iv. Keeping in view the resource constraint and competing health priorities, it will be difficult for the Government to fully finance treatment of high-cost rare diseases. The gap can however be filled by creating a digital platform for bringing together notified hospitals where such patients are receiving treatment or coming for treatment, on the other hand, and prospective individual or corporate donors willing to support treatment of such patients.”
The court subsequently issued a notice to the respondents to file their reply to the petition on which Act/Regulation governs crowdfunding, whether private companies can undertake crowdfunding and, if so, which the monitoring authority is. The case is next to be heard on November 24, 2022.
In another case, Arnesh Shaw and Ors. vs. Union of India and Ors. (2021), the Delhi High Court had opined as follows:

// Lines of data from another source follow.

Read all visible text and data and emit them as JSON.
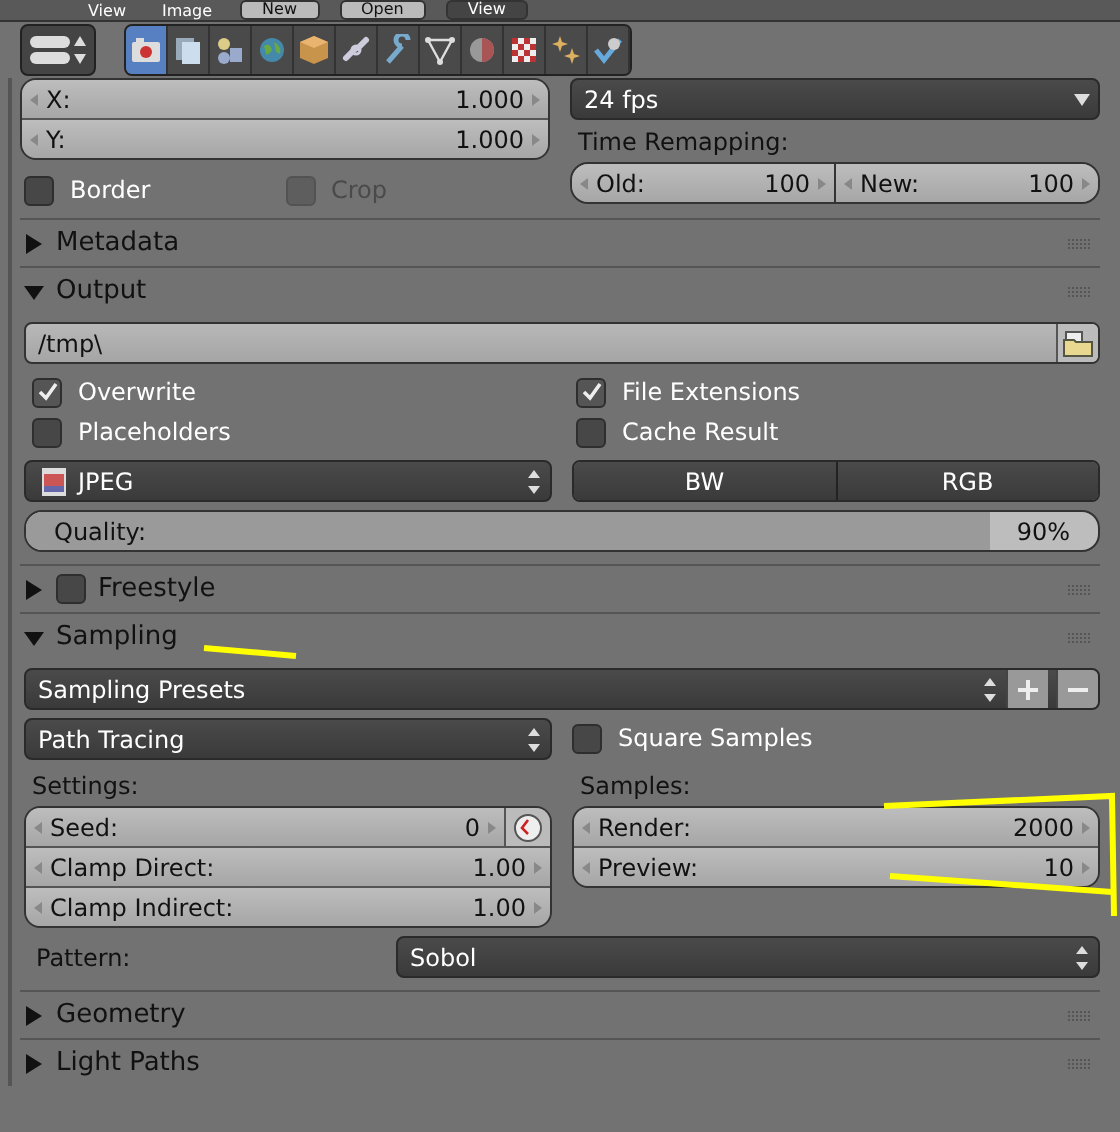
{
  "header": {
    "items": [
      {
        "kind": "menu",
        "label": "View"
      },
      {
        "kind": "menu",
        "label": "Image"
      },
      {
        "kind": "button",
        "label": "New"
      },
      {
        "kind": "button",
        "label": "Open"
      },
      {
        "kind": "dropdown",
        "label": "View"
      }
    ]
  },
  "context_tabs": [
    {
      "kind": "camera",
      "selected": true
    },
    {
      "kind": "layers",
      "selected": false
    },
    {
      "kind": "scene",
      "selected": false
    },
    {
      "kind": "world",
      "selected": false
    },
    {
      "kind": "cube",
      "selected": false
    },
    {
      "kind": "chain",
      "selected": false
    },
    {
      "kind": "wrench",
      "selected": false
    },
    {
      "kind": "triangle",
      "selected": false
    },
    {
      "kind": "sphere",
      "selected": false
    },
    {
      "kind": "checker",
      "selected": false
    },
    {
      "kind": "sparkle",
      "selected": false
    },
    {
      "kind": "physics",
      "selected": false
    }
  ],
  "dimensions": {
    "fields": [
      {
        "label": "X:",
        "value": "1.000"
      },
      {
        "label": "Y:",
        "value": "1.000"
      }
    ],
    "frame_rate": "24 fps",
    "time_remapping_label": "Time Remapping:",
    "time_remapping": [
      {
        "label": "Old:",
        "value": "100"
      },
      {
        "label": "New:",
        "value": "100"
      }
    ],
    "checkboxes": [
      {
        "label": "Border",
        "checked": false,
        "disabled": false
      },
      {
        "label": "Crop",
        "checked": false,
        "disabled": true
      }
    ]
  },
  "panels": [
    {
      "title": "Metadata",
      "expanded": false
    },
    {
      "kind": "output",
      "title": "Output",
      "expanded": true,
      "path": "/tmp\\",
      "options": [
        {
          "label": "Overwrite",
          "checked": true
        },
        {
          "label": "File Extensions",
          "checked": true
        },
        {
          "label": "Placeholders",
          "checked": false
        },
        {
          "label": "Cache Result",
          "checked": false
        }
      ],
      "format": "JPEG",
      "color_modes": [
        {
          "label": "BW",
          "selected": false
        },
        {
          "label": "RGB",
          "selected": false
        }
      ],
      "quality": {
        "label": "Quality:",
        "reading": "90%",
        "level": 0.9
      }
    },
    {
      "title": "Freestyle",
      "expanded": false,
      "checkbox": {
        "checked": false
      }
    },
    {
      "kind": "sampling",
      "title": "Sampling",
      "expanded": true,
      "presets": "Sampling Presets",
      "integrator": "Path Tracing",
      "square_samples": {
        "label": "Square Samples",
        "checked": false
      },
      "settings_label": "Settings:",
      "settings": [
        {
          "label": "Seed:",
          "value": "0"
        },
        {
          "label": "Clamp Direct:",
          "value": "1.00"
        },
        {
          "label": "Clamp Indirect:",
          "value": "1.00"
        }
      ],
      "samples_label": "Samples:",
      "samples": [
        {
          "label": "Render:",
          "value": "2000"
        },
        {
          "label": "Preview:",
          "value": "10"
        }
      ],
      "pattern_label": "Pattern:",
      "pattern": "Sobol"
    },
    {
      "title": "Geometry",
      "expanded": false
    },
    {
      "title": "Light Paths",
      "expanded": false
    }
  ]
}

“This Court is of the opinion that just because of the exorbitant price of the drug or treatment, patients, especially children, suffering from a rare disease ought not to be deprived of treatment for their condition. The draft policy of the government, which was introduced in 2020 for consultation, has still not seen the light of the day.
Considering the fact that ‘Right to Health and Healthcare’ is a Fundamental Right which has been recognised by the Supreme Court to be a part of the ‘Right to life’ under Article 21 of the Constitution, it is incumbent on society in general and authorities in particular to ensure that the life of such children is not compromised, even if there is a small window of improving their chances of survival or even providing a better quality of life.”
Medical crowdfunding can exacerbate health and social inequalities by amplifying the crowd’s preference – where cases are not determined based on need but on worthiness and emotional appeal brought to bear in the advertisement, especially on social media platforms.
Banking on the empathy of the public at large to raise money potentially debases the purpose of healthcare and excuses the state’s responsibility to provide it well. No one should have to advertise their suffering to the rest of the world in their most vulnerable moments, least of all children.
Other experts have raised moral, ethical and privacy concerns in relation to these sorts of campaigns. It is also difficult to know how the platforms select cases for inclusion in their advertisements because we don’t know which ones did not make the cut.
In order to address these issues arising out of medical crowdfunding, the corresponding digital platforms should sit down, today, with health authorities and policymakers to together chart the ethical boundaries of the service they aim to provide and frame operating standards for all platforms like them to follow.
Yashvardhan Rana is a partner at Amarjit Associates LLP and an intellectual property lawyer in New Delhi.